RaaS providers operate as a business. One person (the aggregator) builds and sells scalable, easy-to-use malware kits to anyone looking to carry out a cyber attack (known as ‘ransomware operators’). These operators don’t require technical know-how, just the desire to cause damage to a business in return for money.
We’ve written many guides on protecting your business against ransomware. Here’s our top 10 tips.
7. Risks related to IoT devices
As we’ve mentioned, the use of IoT devices is on the rise. In fact, it’s estimated by 2025 there will be more than 75 billion of them. Keeping them secure is hard and they are particularly vulnerable to hacking, particularly if there’s no security at all.
There are all kinds of ways a hacker can compromise an IoT device – via your central heating thermostat, by taking control of firmware in your smart car, via a baby monitor or even a child’s toy with a Bluetooth device which can be manipulated to function as a recording device. All of these things have happened, so it’s important to be aware of IoT device use.
In your business ensure you check devices and the provider before you allow them to your network.
- Do you need smart devices on your business network?
- Could they go on their own segregated wireless?
- Are you keeping them up to date with security patches?
These devices should be seen as another computer, not just a device you stick in the corner.
Related content: 4 ways IoT will change business and create more challenges
8. Apple malware
Traditionally, Apple products, including Macs, have been known as being less susceptible to malware.

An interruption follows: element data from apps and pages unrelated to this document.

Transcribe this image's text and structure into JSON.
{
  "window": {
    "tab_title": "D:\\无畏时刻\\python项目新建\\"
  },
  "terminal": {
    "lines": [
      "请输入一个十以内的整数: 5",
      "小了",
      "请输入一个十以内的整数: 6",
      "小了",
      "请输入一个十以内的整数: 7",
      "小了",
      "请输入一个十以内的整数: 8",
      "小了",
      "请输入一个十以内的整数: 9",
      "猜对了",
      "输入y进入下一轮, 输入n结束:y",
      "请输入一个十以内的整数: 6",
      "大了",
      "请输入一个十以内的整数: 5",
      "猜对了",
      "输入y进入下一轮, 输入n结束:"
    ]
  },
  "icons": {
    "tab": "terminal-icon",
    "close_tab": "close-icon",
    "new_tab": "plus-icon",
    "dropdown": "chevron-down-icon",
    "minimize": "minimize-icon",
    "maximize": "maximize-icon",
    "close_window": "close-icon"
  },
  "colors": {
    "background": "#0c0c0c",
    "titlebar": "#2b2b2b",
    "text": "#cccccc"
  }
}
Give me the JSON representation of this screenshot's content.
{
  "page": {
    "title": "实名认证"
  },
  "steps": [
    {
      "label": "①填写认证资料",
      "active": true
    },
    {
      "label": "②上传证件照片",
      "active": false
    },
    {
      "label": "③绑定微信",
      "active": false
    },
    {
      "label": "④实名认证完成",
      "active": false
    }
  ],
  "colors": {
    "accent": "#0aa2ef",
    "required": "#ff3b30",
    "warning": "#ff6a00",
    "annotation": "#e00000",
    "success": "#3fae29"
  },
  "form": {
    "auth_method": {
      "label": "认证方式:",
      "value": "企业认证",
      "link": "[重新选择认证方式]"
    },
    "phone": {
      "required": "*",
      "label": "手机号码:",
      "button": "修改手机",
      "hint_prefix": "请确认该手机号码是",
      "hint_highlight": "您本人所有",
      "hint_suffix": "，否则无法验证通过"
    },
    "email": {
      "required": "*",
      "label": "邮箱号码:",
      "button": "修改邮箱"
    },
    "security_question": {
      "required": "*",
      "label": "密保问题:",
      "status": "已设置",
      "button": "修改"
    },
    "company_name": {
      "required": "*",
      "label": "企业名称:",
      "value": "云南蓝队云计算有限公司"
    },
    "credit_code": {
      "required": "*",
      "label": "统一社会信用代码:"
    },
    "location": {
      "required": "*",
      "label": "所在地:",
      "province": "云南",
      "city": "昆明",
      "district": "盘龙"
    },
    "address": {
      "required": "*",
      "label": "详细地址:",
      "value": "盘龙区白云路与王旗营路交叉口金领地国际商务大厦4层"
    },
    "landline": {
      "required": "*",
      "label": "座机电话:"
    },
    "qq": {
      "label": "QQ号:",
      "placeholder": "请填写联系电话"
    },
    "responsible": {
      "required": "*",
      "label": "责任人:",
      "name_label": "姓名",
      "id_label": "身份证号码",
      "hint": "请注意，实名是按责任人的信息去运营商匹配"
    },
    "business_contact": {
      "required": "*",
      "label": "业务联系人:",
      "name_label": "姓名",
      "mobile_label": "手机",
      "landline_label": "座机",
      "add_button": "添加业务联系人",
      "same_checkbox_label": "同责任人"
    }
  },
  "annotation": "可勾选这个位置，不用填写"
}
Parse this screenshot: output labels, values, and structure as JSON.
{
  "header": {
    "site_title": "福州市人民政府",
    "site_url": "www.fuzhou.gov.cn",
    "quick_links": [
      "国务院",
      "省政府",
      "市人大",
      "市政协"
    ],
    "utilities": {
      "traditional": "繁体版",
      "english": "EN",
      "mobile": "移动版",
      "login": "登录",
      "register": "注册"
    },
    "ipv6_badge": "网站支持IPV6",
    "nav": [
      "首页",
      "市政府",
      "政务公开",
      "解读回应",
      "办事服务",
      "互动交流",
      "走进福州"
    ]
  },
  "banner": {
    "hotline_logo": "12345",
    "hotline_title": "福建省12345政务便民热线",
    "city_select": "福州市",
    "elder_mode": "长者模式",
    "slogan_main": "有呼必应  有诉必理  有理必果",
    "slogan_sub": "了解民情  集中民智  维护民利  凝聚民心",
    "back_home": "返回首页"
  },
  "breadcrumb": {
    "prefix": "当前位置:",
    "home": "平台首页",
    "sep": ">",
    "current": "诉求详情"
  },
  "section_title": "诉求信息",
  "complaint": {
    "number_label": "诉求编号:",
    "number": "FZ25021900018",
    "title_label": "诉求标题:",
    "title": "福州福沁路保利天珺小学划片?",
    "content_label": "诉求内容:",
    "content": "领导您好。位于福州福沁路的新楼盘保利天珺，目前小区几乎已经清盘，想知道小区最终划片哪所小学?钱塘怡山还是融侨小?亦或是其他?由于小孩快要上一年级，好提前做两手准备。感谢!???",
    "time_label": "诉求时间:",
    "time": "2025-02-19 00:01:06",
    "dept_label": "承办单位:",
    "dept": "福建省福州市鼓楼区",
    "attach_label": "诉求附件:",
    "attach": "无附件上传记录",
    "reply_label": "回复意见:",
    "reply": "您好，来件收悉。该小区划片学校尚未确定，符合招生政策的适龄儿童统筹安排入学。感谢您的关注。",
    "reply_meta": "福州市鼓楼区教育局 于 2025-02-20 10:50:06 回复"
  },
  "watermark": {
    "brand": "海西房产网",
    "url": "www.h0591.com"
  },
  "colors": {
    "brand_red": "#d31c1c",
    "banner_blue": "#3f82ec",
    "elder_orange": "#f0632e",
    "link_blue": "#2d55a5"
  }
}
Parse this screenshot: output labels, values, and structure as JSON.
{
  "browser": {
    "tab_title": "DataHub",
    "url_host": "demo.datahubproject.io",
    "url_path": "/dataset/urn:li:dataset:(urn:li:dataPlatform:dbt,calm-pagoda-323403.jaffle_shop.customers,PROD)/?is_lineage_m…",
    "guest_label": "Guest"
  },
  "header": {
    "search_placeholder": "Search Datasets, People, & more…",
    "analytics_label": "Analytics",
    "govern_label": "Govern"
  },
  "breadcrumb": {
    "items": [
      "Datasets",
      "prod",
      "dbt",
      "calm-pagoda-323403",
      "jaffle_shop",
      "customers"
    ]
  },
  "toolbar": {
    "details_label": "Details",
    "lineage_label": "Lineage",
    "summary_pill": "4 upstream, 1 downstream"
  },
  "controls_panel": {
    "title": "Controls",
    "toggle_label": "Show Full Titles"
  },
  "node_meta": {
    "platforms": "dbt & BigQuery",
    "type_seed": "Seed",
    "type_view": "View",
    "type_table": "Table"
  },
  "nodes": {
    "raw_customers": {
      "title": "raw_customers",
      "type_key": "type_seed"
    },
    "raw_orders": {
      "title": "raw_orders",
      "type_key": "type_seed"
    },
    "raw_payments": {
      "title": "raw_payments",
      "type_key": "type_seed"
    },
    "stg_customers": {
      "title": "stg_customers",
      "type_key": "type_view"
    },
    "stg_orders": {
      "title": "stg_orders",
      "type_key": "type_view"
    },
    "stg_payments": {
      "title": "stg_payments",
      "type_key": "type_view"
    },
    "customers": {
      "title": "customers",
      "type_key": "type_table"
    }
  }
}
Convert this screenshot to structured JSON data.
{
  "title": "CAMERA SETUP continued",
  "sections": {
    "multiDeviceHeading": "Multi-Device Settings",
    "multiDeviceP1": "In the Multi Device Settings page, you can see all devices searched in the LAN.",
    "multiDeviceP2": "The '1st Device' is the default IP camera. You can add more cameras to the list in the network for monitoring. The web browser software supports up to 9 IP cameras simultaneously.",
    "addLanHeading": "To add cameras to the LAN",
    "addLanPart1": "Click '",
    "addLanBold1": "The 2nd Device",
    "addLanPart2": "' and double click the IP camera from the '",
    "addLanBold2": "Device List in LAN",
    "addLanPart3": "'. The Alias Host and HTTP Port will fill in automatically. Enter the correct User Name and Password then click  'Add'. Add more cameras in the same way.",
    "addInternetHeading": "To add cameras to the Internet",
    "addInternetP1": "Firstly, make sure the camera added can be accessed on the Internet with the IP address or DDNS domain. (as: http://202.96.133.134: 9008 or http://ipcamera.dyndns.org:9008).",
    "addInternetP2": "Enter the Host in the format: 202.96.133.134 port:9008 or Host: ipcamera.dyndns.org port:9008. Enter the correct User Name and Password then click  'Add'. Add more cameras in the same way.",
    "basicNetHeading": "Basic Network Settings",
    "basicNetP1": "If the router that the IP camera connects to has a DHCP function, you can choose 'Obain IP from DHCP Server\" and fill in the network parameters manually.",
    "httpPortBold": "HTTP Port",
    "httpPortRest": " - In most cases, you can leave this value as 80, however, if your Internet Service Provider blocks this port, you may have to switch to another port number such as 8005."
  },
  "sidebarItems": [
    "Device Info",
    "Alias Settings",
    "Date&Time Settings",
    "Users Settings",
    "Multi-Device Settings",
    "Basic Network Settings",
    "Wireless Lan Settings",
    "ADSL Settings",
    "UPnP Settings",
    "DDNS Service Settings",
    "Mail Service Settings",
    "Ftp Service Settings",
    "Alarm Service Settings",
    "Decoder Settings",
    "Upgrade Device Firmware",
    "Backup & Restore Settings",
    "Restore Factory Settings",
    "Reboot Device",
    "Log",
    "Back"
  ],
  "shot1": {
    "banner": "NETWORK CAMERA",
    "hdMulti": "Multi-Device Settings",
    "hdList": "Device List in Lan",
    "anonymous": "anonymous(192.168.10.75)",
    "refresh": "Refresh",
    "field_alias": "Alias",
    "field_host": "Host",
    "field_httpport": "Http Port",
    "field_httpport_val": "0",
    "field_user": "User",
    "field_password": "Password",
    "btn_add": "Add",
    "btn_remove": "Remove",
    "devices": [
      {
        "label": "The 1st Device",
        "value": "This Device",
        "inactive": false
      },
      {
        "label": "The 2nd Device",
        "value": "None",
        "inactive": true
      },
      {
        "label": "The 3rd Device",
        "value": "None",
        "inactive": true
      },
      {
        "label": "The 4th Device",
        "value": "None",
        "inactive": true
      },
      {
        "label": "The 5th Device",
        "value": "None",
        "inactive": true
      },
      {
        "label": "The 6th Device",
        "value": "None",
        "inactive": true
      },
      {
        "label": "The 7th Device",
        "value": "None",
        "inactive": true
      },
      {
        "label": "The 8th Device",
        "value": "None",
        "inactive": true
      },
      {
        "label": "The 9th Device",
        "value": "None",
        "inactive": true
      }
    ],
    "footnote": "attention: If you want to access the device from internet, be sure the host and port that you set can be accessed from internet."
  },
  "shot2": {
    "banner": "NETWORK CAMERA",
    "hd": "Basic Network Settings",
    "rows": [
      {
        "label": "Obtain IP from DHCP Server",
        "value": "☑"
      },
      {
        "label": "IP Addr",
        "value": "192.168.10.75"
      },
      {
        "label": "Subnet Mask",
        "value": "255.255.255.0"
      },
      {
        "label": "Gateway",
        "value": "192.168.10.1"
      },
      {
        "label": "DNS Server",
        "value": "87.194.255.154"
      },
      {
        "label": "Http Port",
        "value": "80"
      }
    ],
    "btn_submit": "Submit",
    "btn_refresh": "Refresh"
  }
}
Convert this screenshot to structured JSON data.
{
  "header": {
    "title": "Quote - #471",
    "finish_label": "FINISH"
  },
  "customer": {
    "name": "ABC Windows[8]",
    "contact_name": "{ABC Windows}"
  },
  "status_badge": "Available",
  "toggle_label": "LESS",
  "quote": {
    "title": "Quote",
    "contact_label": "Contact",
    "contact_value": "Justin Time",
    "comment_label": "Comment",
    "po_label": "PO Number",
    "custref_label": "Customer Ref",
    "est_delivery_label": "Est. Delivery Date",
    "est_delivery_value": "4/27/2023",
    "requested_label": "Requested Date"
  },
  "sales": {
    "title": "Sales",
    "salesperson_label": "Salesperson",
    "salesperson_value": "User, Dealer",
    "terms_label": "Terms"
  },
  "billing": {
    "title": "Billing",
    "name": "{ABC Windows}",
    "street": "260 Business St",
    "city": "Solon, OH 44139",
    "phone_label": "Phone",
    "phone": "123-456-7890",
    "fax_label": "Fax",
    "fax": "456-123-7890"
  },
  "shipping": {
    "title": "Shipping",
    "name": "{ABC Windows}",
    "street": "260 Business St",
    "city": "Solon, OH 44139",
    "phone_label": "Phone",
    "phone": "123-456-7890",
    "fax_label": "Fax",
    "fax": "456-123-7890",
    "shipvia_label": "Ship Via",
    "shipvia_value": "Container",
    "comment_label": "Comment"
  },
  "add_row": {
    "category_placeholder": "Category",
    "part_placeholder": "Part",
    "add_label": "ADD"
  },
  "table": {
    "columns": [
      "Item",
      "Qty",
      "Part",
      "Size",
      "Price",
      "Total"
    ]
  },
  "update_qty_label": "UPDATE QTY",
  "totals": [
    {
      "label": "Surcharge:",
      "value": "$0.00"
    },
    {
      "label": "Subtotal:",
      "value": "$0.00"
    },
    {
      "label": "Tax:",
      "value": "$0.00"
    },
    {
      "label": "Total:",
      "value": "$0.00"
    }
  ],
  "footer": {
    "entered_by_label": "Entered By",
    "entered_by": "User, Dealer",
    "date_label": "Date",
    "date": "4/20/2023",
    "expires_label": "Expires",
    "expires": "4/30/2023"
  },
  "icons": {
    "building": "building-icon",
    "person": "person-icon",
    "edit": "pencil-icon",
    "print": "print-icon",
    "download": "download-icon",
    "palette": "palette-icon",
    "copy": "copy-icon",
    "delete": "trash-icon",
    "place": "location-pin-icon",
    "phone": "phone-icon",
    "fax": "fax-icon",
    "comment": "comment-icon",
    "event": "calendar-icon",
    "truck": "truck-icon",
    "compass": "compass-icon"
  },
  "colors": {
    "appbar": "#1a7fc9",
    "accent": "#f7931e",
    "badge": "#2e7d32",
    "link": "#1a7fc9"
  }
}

This is for a variety of reasons (fewer people have Apple machines and they are locked down to specific app stores etc).
However, in 2019 there was a surprising increase in attacks on Apple machines. Adware called ‘NewTab’ uses Chrome extensions to alter the information shown on web pages, and also pretends to be apps, including email, maps or flight trackers.
Although there hasn't been a serious ransomware incident affecting Mac, security researchers believe it to be a real possibility.
Users have also noticed a range of potentially unwanted programmes installing themselves on their machines. Known as PUPs, the hacker will often trick the user into purchasing the programme even if they don’t want it.
Related content: Know these types of malware to stay protected
9. AI will help criminals
As with every area of technology AI is being used to make tasks quicker and easier. AI is designed to learn and adapt and to mimic what humans do, which can be exploited by hackers.
For example, malware that uses spam-phishing, sending convincing, targeted emails to users who click on malicious attachments, giving access to systems. AI could make these emails even more convincing and more successful.
AI can also make malware harder to detect, as it blends into the background.
Related content: Prevent Cyber Security Incidents: Use this staff training checklist
Deepfake technology uses AI to create or alter videos to show a scenario that actually never happened. By using two AI systems, the deepfakers can create increasingly more convincing videos – one AI creates the videos and the other reviews them, allowing the creator to learn as it goes how to fake a video well.
The consequences of this are massive, as people can create a video to suit their own agenda and to share their message. While most SMEs won’t be directly affected by deepfake videos, it’s good to be aware of them, as they could have an impact on your employees, clients or partners.
Ultimately, of course, we can’t really be sure which, if any, of these threats will pose the greatest risk to your business. It’s also possible that there is a new, sophisticated hacking technique that we don’t know about yet, and we may only become aware of it when someone is a victim of it.
Working with an IT support partner who has the expertise to help you mitigate cyber-attacks will help and ATG take pride in doing that for their clients.
If you have any questions relating to the security risks discussed in this post, why not give one of our experienced team members a call? We are always on hand to help with your cyber security needs.